1817 ENGLISH POETRY 1579-1830: SPENSER AND THE TRADITION

Charles Kirkpatrick Sharpe

George Chalmers to Charles Kirkpatrick Sharpe, 19 August 1817; Letters from and to Charles Kirkpatrick Sharp (1888) 2:155-57.



RAMSGATE, 19th Aug. 1817.

DEAR SIR,

I owe you a great many thanks for your letter of the 1st current, and for the instruction therein contained. I am also much indebted to you for your obliging answers to my queries and memoranda.

It certainly is not worth the trouble to search for M'Leod's tracts, which, like others of the same sort, are probably without the names of printer and bookseller, and even year.

A short history of Scotland, printed in 1509, at Edinburgh, would be a great curiosity. But I suspect what was contained in your Diary of M. Sharpe, 1737, was merely the Aberdeen Breviary, with some historical notes, like those we see sometimes in the old almanacks.

The extract respecting Lady Argyle's death I would give the world for a sight of. It would come very naturally into my Life of Queen Mary. I have some notes about her marriage from the records, and her marriage "tocher." It was a sort of subscription purse, from all her brothers who had been provided for.

Your present work of Mr. R. Law's Memoirs is a most desirable publication, much more than the high declaimed works that ever came from the pens of Buchanan or Babington. We want, from such original works in MS., the facts of the history, before we can philosophize or adjust periods. Happy! if I could be of any use to you: when I can, you may freely command my high services. As to the tracts about the barbarous burning of the supposed witch at Pittenweem, printed 1705, I doubt if I have them: some search has been made for them among my numerous tracts, an additional search shall be continued, and if found shall be sent to you. I have a good many tracts on witchcraft and witches. Some of these might be useful to you, in your notion of an historical view of this curious subject. You have got, no doubt, K. James's "Demonologie," 1597, and Sinclair's "Satan's Invisible World," 1697.

I have hopes you will print every scrap of Fountainhall. What we have of him is very interesting.

I shall print Brodie's Diary, such as it is, and send you a copy.
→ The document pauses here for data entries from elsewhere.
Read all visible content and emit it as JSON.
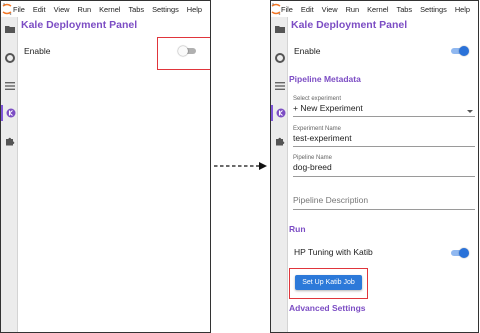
{
  "menu": [
    "File",
    "Edit",
    "View",
    "Run",
    "Kernel",
    "Tabs",
    "Settings",
    "Help"
  ],
  "before": {
    "title": "Kale Deployment Panel",
    "enable_label": "Enable",
    "enable_toggle": false
  },
  "after": {
    "title": "Kale Deployment Panel",
    "enable_label": "Enable",
    "enable_toggle": true,
    "pipeline_metadata_heading": "Pipeline Metadata",
    "select_experiment_label": "Select experiment",
    "select_experiment_value": "+ New Experiment",
    "experiment_name_label": "Experiment Name",
    "experiment_name_value": "test-experiment",
    "pipeline_name_label": "Pipeline Name",
    "pipeline_name_value": "dog-breed",
    "pipeline_description_placeholder": "Pipeline Description",
    "run_heading": "Run",
    "hp_tuning_label": "HP Tuning with Katib",
    "hp_tuning_toggle": true,
    "katib_button_label": "Set Up Katib Job",
    "advanced_settings_heading": "Advanced Settings"
  },
  "colors": {
    "accent_purple": "#7c4dc4",
    "toggle_blue": "#2a72d9",
    "button_blue": "#2c79d9",
    "highlight_red": "#e0353b"
  },
  "icons": [
    "jupyter-logo-icon",
    "folder-icon",
    "running-icon",
    "list-icon",
    "kale-icon",
    "extension-icon",
    "dashed-arrow-icon"
  ]
}
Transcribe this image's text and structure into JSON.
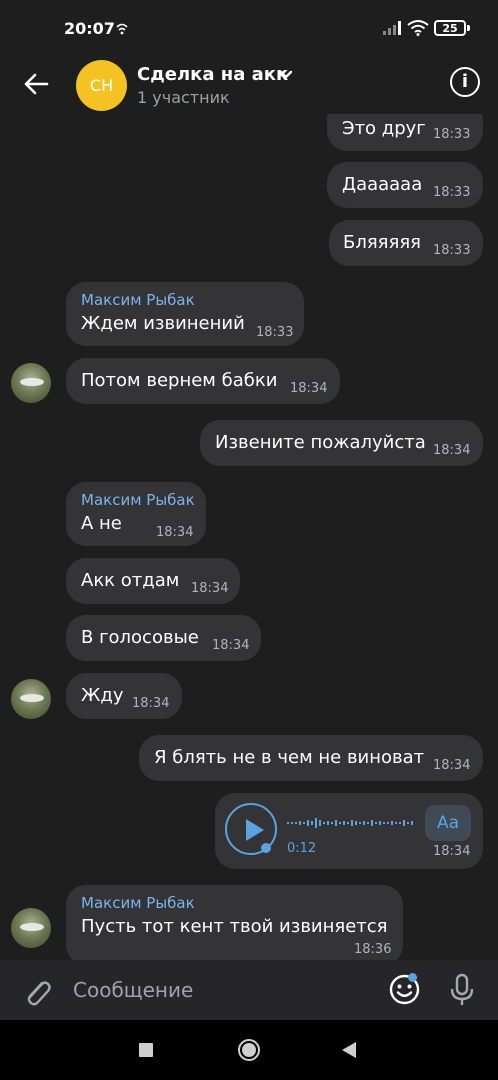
{
  "status_bar": {
    "time": "20:07",
    "battery": "25"
  },
  "header": {
    "avatar_initials": "CH",
    "title": "Сделка на акк",
    "subtitle": "1 участник"
  },
  "messages": [
    {
      "text": "Это друг",
      "time": "18:33",
      "outgoing": true
    },
    {
      "text": "Дааааaa",
      "time": "18:33",
      "outgoing": true
    },
    {
      "text": "Бляяяяя",
      "time": "18:33",
      "outgoing": true
    },
    {
      "sender": "Максим Рыбак",
      "text": "Ждем извинений",
      "time": "18:33",
      "outgoing": false
    },
    {
      "text": "Потом вернем бабки",
      "time": "18:34",
      "outgoing": false
    },
    {
      "text": "Извените пожалуйста",
      "time": "18:34",
      "outgoing": true
    },
    {
      "sender": "Максим Рыбак",
      "text": "А не",
      "time": "18:34",
      "outgoing": false
    },
    {
      "text": "Акк отдам",
      "time": "18:34",
      "outgoing": false
    },
    {
      "text": "В голосовые",
      "time": "18:34",
      "outgoing": false
    },
    {
      "text": "Жду",
      "time": "18:34",
      "outgoing": false
    },
    {
      "text": "Я блять не в чем не виноват",
      "time": "18:34",
      "outgoing": true
    },
    {
      "voice_duration": "0:12",
      "aa_label": "Aa",
      "time": "18:34",
      "outgoing": true
    },
    {
      "sender": "Максим Рыбак",
      "text": "Пусть тот кент твой извиняется",
      "time": "18:36",
      "outgoing": false
    }
  ],
  "input": {
    "placeholder": "Сообщение"
  },
  "colors": {
    "background": "#1e1e1f",
    "bubble": "#343437",
    "accent": "#5aa3e0",
    "sender_name": "#7ab4ee",
    "avatar": "#f4c323"
  },
  "icons": [
    "back-icon",
    "chevron-down-icon",
    "info-icon",
    "attach-icon",
    "emoji-icon",
    "mic-icon",
    "play-icon"
  ]
}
Yes, I have long been collecting materials for a Life of the Scotch queen who was so horribly persecuted while she lived, and still more since her murder. I thank you much for what you say of her pictures, on which I am pretty strong. A little leisure and exertion would bring this life to the press. It will be in two such 4to vols. as Sir W. Forbes's "Beattie," and much ornamented. The first vol. will contain a very long introductory dissertation on the calumnies of M. Stewart, from her cradle to her grave. This will be followed by four memoirs: 1. of Francis II.; 2. of Darnley; 3. of Bothwell; and last, though not least, a very minute one of the Bastard Mummy. This vol. will contain my controversy. The 2d. vol. will be the Life of Mary herself. Such is my plan. Happy if I had her fairly before the world. I have from the records here and at Edinburgh obtained very many papers, entirely new, tending to her vindication, and to the illustration of many obscure points in her history.

Any letters or papers to me, you may easily send up to me, at Whitehall, by putting my packet under cover to Lord Viscount Chetwynd, Whitehall, London, whose frank will carry any weight of paper, being clerk of the Council in waiting. This is the safest and easiest mode possible. And in this way you may send any letters of your own, to be sent out by my messengers.

Accept, Dear sir, of my best wishes for your health and success, as so many tributes of my perfect esteem, being

your faithfull and obedient servant,

GEO. CHALMERS.